My rating: 4 of 5 stars
3.5 stars, really.
Before elaborating, I’m going to quote from two other reviews here on Goodreads because I think they summarize my opinion quite well.
Flannery: “This book is nostalgia porn.”
William Cline: “Ready Player One doesn’t draw from 1980s popular culture; it just name-drops it all over the place.”
First things first: I liked Ready Player One, it’s a solid first book, and I’m curious of what else Ernest Cline can come up with. But it’s deeply, deeply flawed.
On the world: I was a kid during the ’80s, so I have a very fond memory of them. I nodded knowingly at most of the references the author dropped here and there. But the idea, presented in the introduction, of a world that (at least inside OASIS) had reverted to the 1980s never really came true. Sure, there’s a lot of name checking, and virtual items, and rewatches, and trivia contests, but let’s be honest: you can find most of that stuff now, in Second Life, and there isn’t even a grand prize attached. The influence of the ’80s only really seems to extend to the Gunters.

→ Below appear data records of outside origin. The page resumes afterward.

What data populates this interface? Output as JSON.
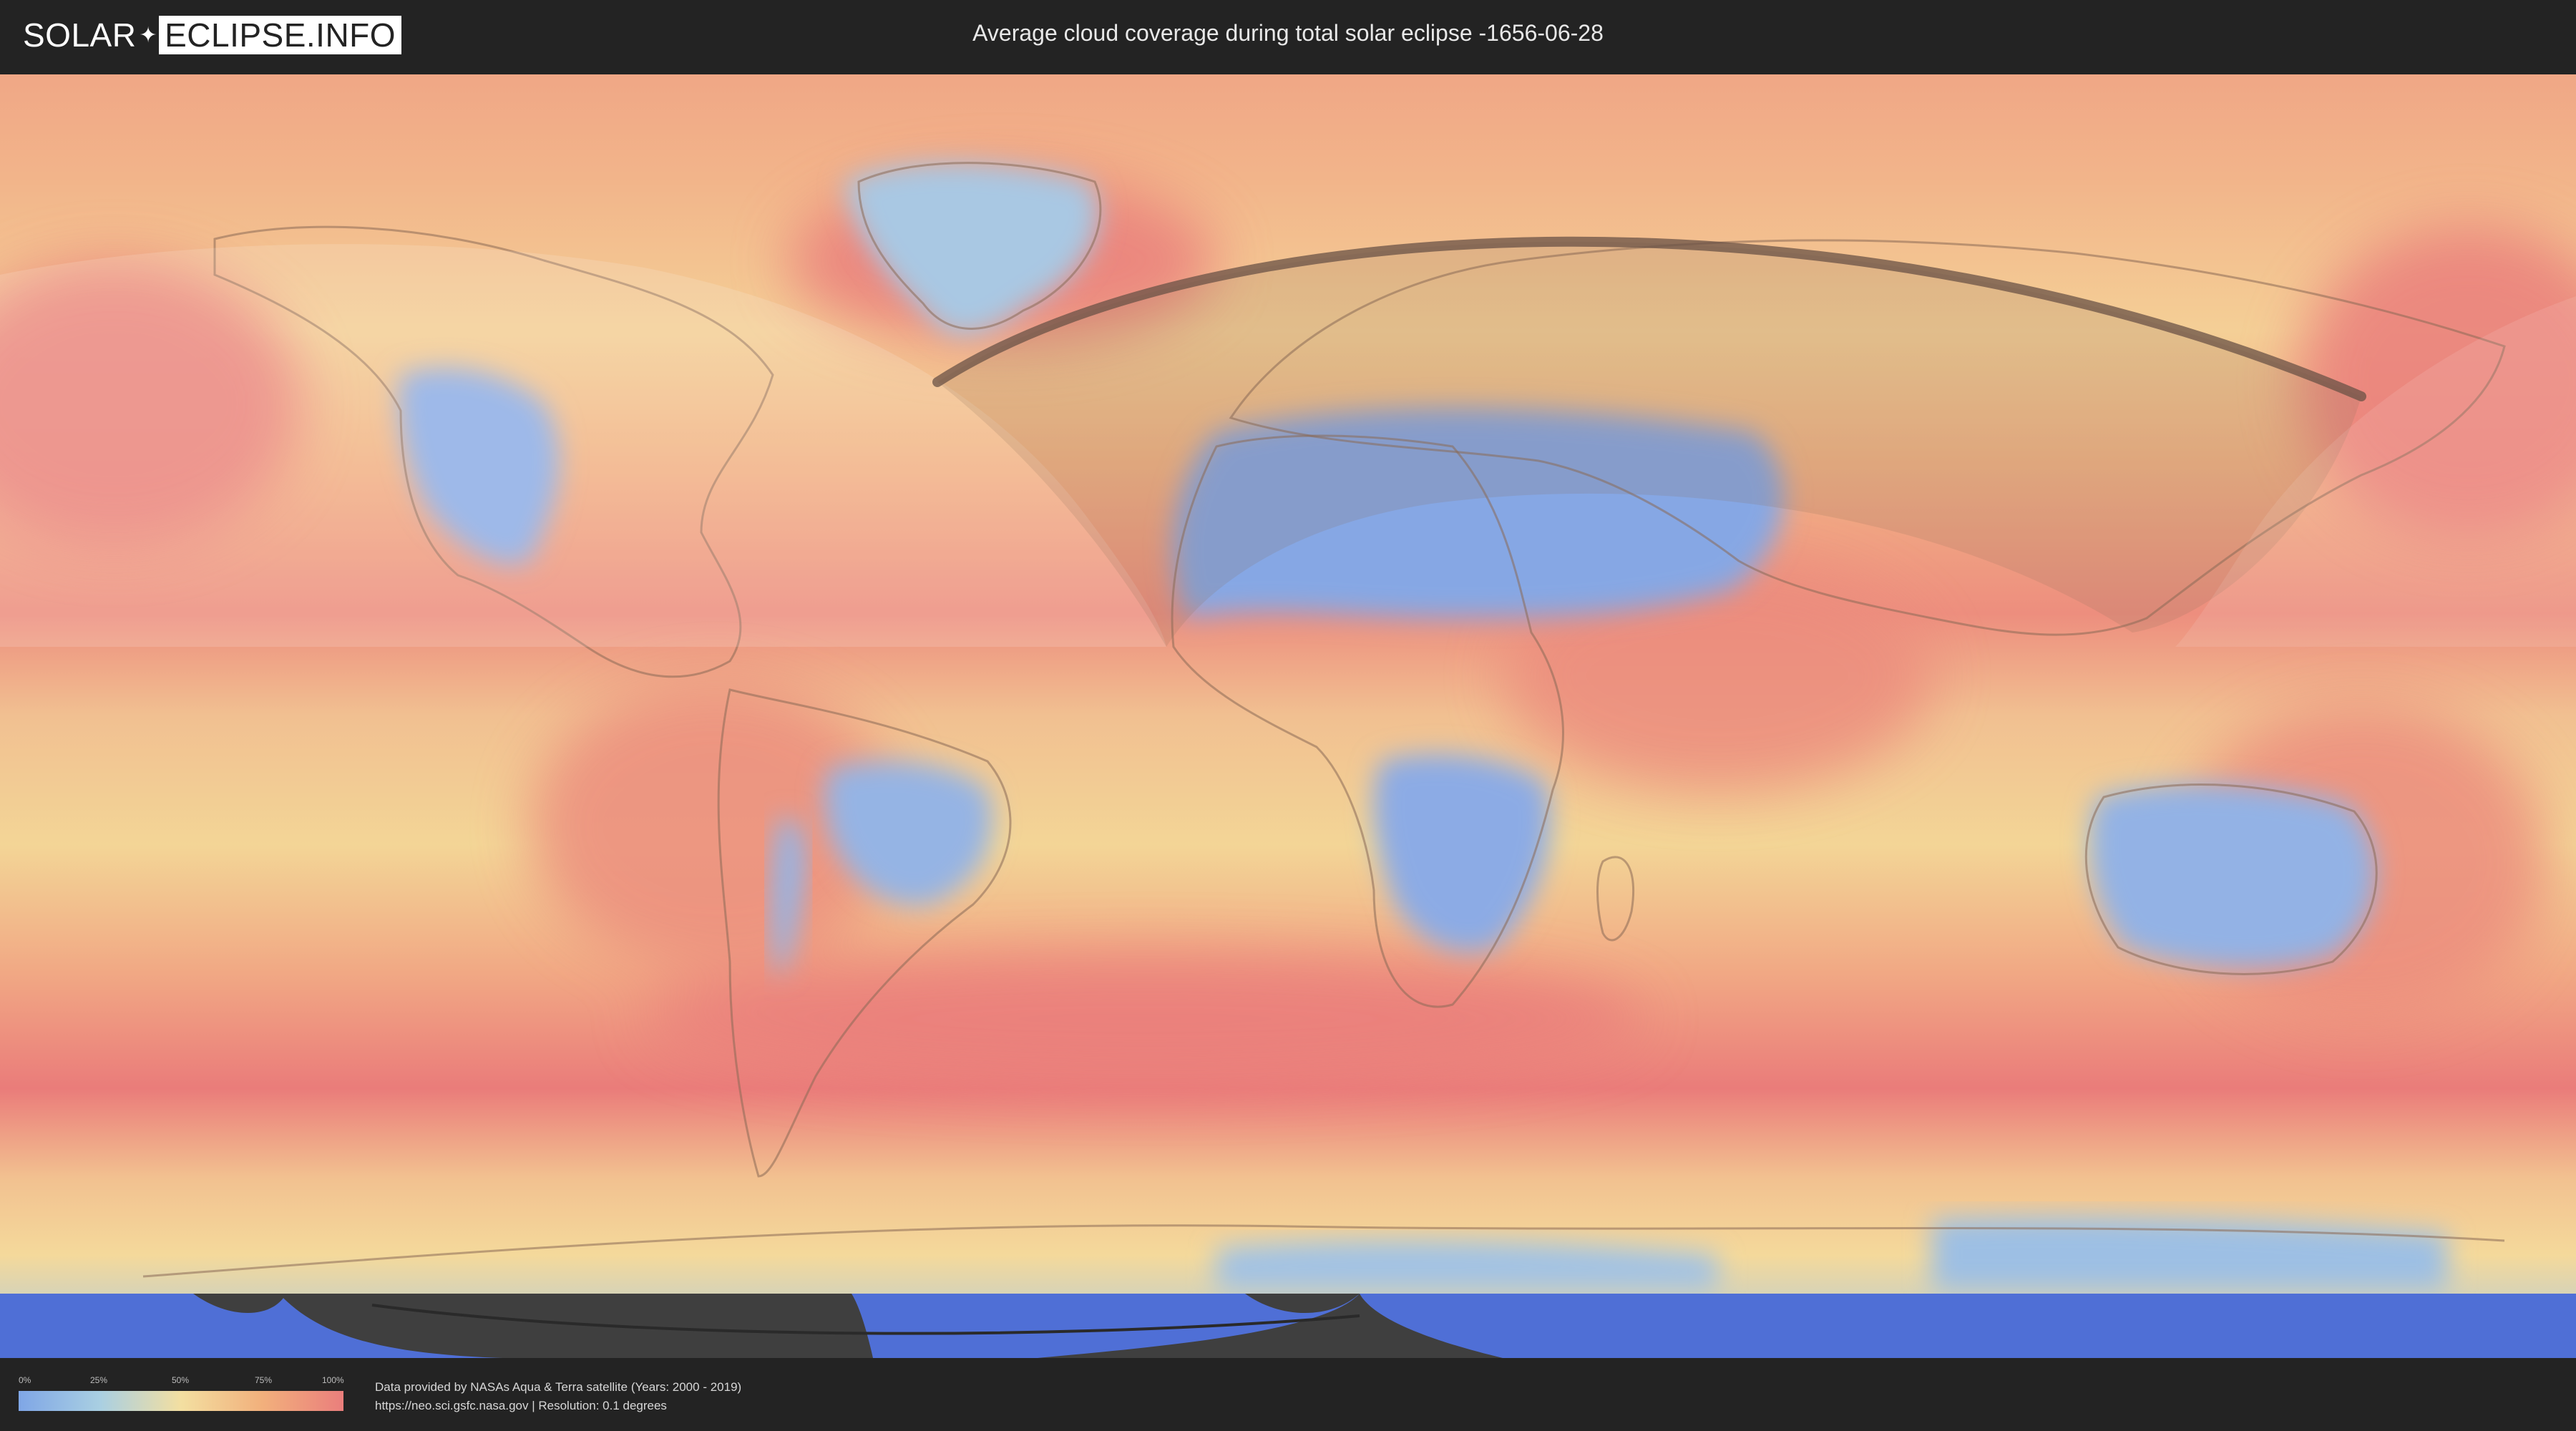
{
  "header": {
    "logo_part1": "SOLAR",
    "logo_part2": "ECLIPSE.INFO",
    "title": "Average cloud coverage during total solar eclipse -1656-06-28"
  },
  "legend": {
    "ticks": [
      "0%",
      "25%",
      "50%",
      "75%",
      "100%"
    ],
    "scale_colors": [
      "#7fa6e6",
      "#a9cfe2",
      "#f3dfa1",
      "#f2b07c",
      "#ea7e7c"
    ]
  },
  "footer": {
    "line1": "Data provided by NASAs Aqua & Terra satellite (Years: 2000 - 2019)",
    "line2": "https://neo.sci.gsfc.nasa.gov | Resolution: 0.1 degrees"
  },
  "colors": {
    "background": "#232323",
    "ocean_cloudy": "#ea7e7c",
    "land_clear": "#7fa6e6",
    "antarctica": "#4f6fd6"
  },
  "icons": {
    "logo_mark": "eclipse-star-icon"
  }
}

Also, specifically because of Anorak’s quest, most of that is museum nostalgia. Knowing details to perfection, memorizing lines from movies, and so on. There’s little, if anything, of new: no mashups, no fanfiction, revised versions, and so on. Non-creative fans are a bit sad.
The cast of characters is very restricted and, while some of them have very interesting facets (Aech in particular) some of them come off as little more than cardboard cutouts, like Shoto.
The big bad corporation, also, doesn’t seem to have any other motivation for their actions beyond being a big, bad corporation. Monetizing is bad, mmkay?
Maybe the biggest flaw was the last dash in search of the Egg, because there wasn’t much tension in it. (view spoiler)One part of it (replaying the movie (hide spoiler)) is inherently slow, and Sorrento was off screen most of the time, so there wasn’t a real feel of the race-against-the-clock element. The denouement is basically non-existing.
Now, I’m told that Eric Cline is a script writer first and foremost, and I think it shows: this definitely looks like it would work much better on the big screen, where namecalled objects (like the DeLorean) become things you can see and gawp at, and do not mind if they disappear after two minues and are never mentioned again. But, in a novel, it leaves something to be desired.